Patting Ourselves on the Back

I’m preparing to substitute teach a Sunday school class this week. The lesson is from 1 Kings 18 and 19. You may or may not know this story, and I’ll admit it isn’t one that I learned as a child. It is a great biblical story with a profound lesson, nonetheless.

Elijah was a prophet and one of God’s favorites. He, apparently, was also highly revered by the Israelites throughout their long history. Elijah was the topic of conversation many years later in the Old Testament and in New Testament times. Some even thought that Jesus was Elijah coming down from heaven. And Elijah actually showed up in a heavenly body at the Transfiguration—he and Moses joining Jesus on the mountain.

In the time of the kings in ancient Israel, many had started worshipping a pagan god—Baal. Elijah is incensed by this and sets out to prove that Yahweh is the one true God. He instructs the prophets of Baal to build an altar to their god and offer a burnt sacrifice without benefit of external fire.
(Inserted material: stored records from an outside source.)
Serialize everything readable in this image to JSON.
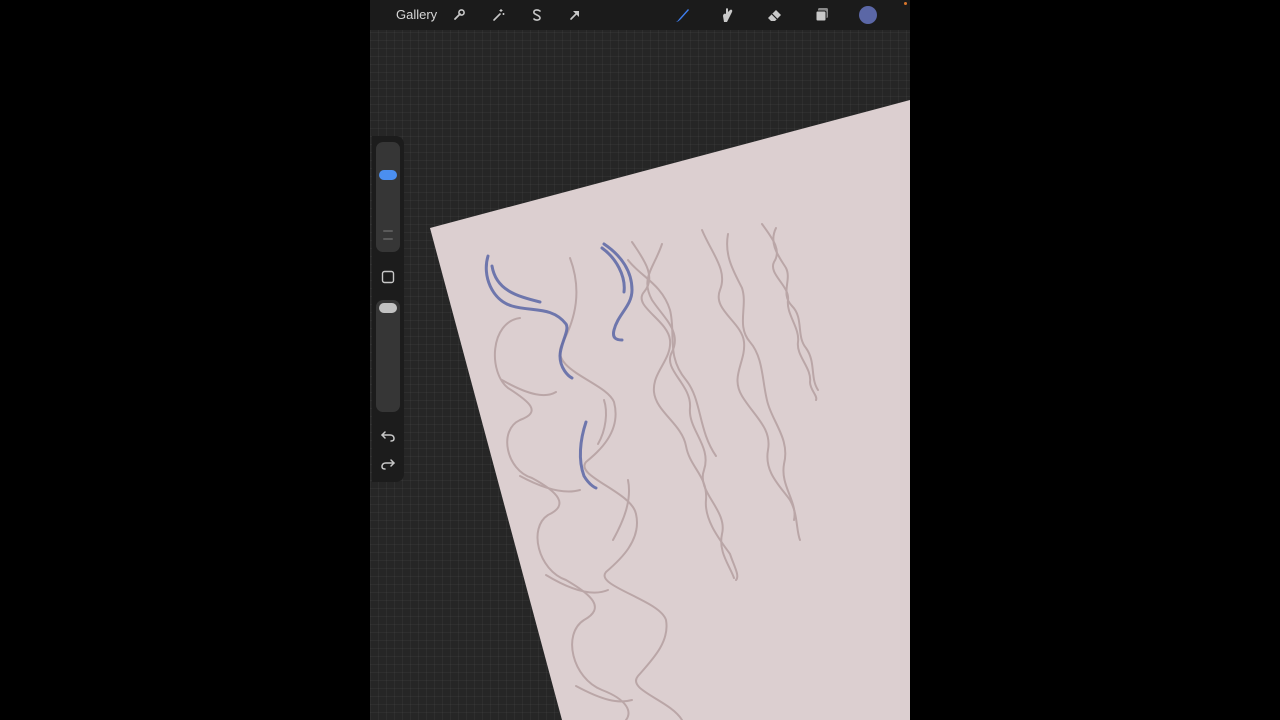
{
  "topbar": {
    "gallery_label": "Gallery",
    "left_tools": [
      "wrench-icon",
      "magic-wand-icon",
      "selection-s-icon",
      "arrow-transform-icon"
    ],
    "right_tools": [
      "brush-icon",
      "smudge-icon",
      "eraser-icon",
      "layers-icon"
    ],
    "active_tool": "brush-icon",
    "current_color": "#5b67a6"
  },
  "sidebar": {
    "brush_size_level": 0.75,
    "brush_opacity_level": 1.0,
    "buttons": [
      "modify-square-icon",
      "undo-icon",
      "redo-icon"
    ]
  },
  "canvas": {
    "paper_color": "#dccfd0",
    "sketch_color": "#b5a0a0",
    "highlight_color": "#5b67a6",
    "background_color": "#262626"
  }
}
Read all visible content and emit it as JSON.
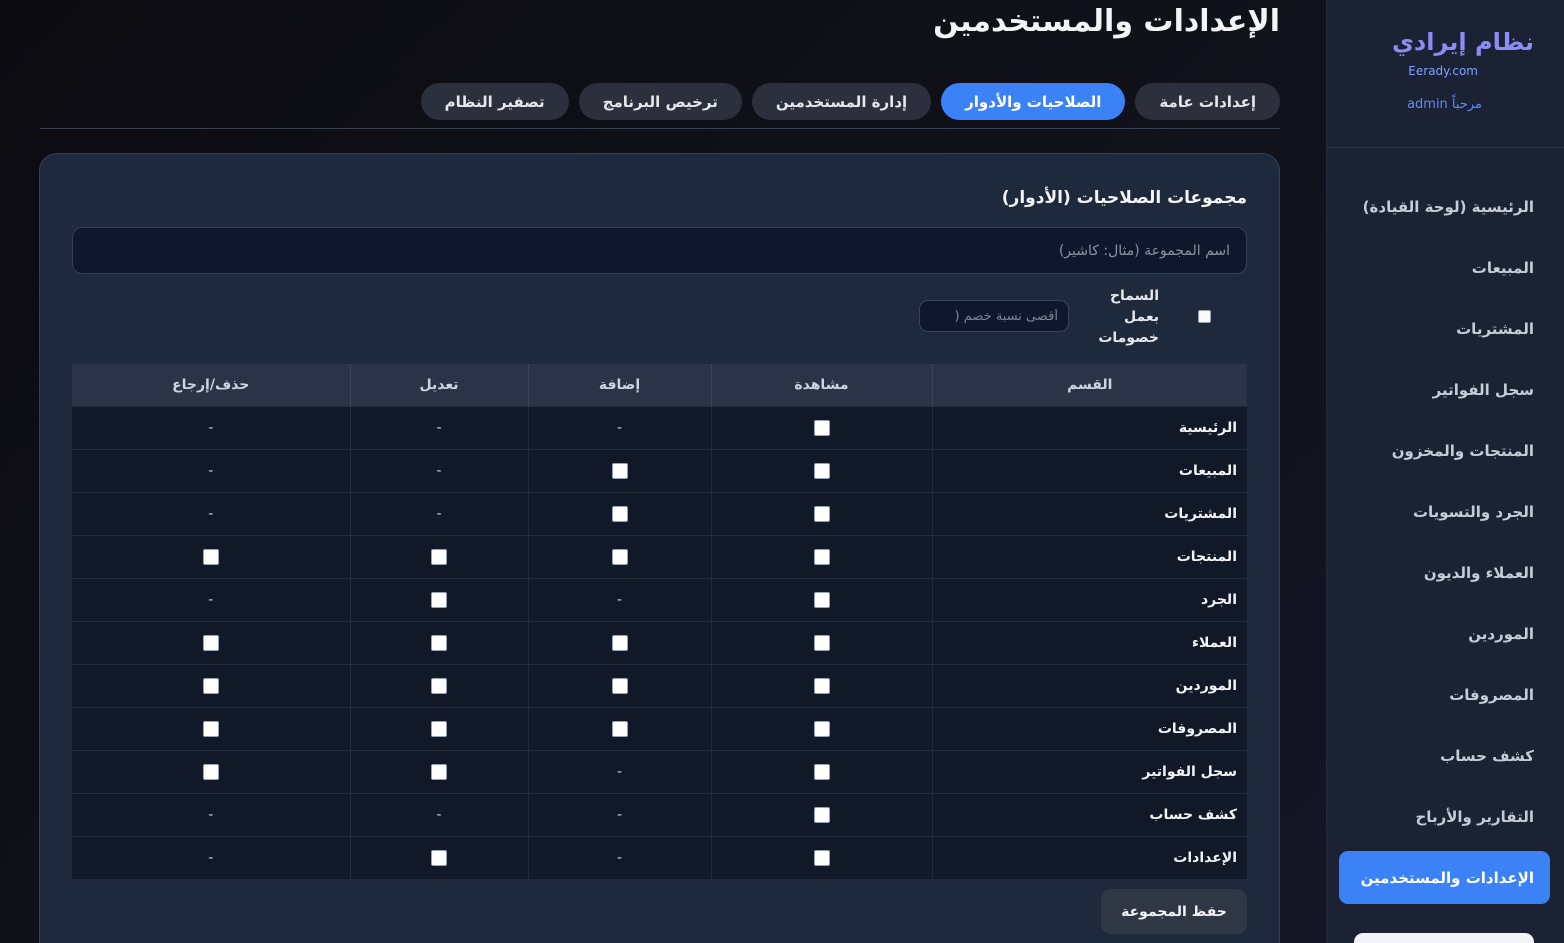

The idolaters cannot get Baal to light their altar, no matter how hard they beg, and therefore the demonstration succeeds in showing that Baal is not the Living God. When Elijah offers the same kind of sacrifice to Yahweh, he douses it with water and God sends down fire from heaven, consuming the sacrifice, the water on it and around it to prove that He is in control. It was quite the show-down. What a spectacle that must have been! Many Israelites switched teams in that moment—going back to worshipping the One True God. Mission accomplished.

However, after this incredible display of God’s power and Elijah’s faith, Queen Jezebel (a faithful worshipper of Baal) vows to kill Elijah because the prophet has not only made a mockery of Baal’s power, but has the prophets of this false god slaughtered. Interestingly, Elijah fears this woman so much that he runs and hides. It’s like a huge Rottweiler cowering to a chihuahua. Elijah whines that he’s the only one left in Israel who is faithful (which isn’t true), and he wants to give up.

What happened? From revered representative of God to a scaredy cat? The story ends well, but only when God challenges Elijah to listen for His still, small voice.

So, the biblical prophet Elijah was not a doubter, but he was a pouter. What can we learn from him and his story? After a victory, the “highs,” are often followed with “lows.” Why do you think? Perhaps, in Elijah’s case, success had fostered a sense of pride in him, and he began to take his importance and his power too seriously. Perhaps he was looking for another “high” and when it didn’t happen, he sank so low that he even asked God to let him die.

Success can sometimes be more damaging to our lives than our failures. King Solomon found that out the hard way.  He writes in Proverbs 16:18 “Pride goes before destruction, and a haughty spirit before a fall.” Let’s be careful to recognize that our successes are from God’s providence and power.

Comments are closed.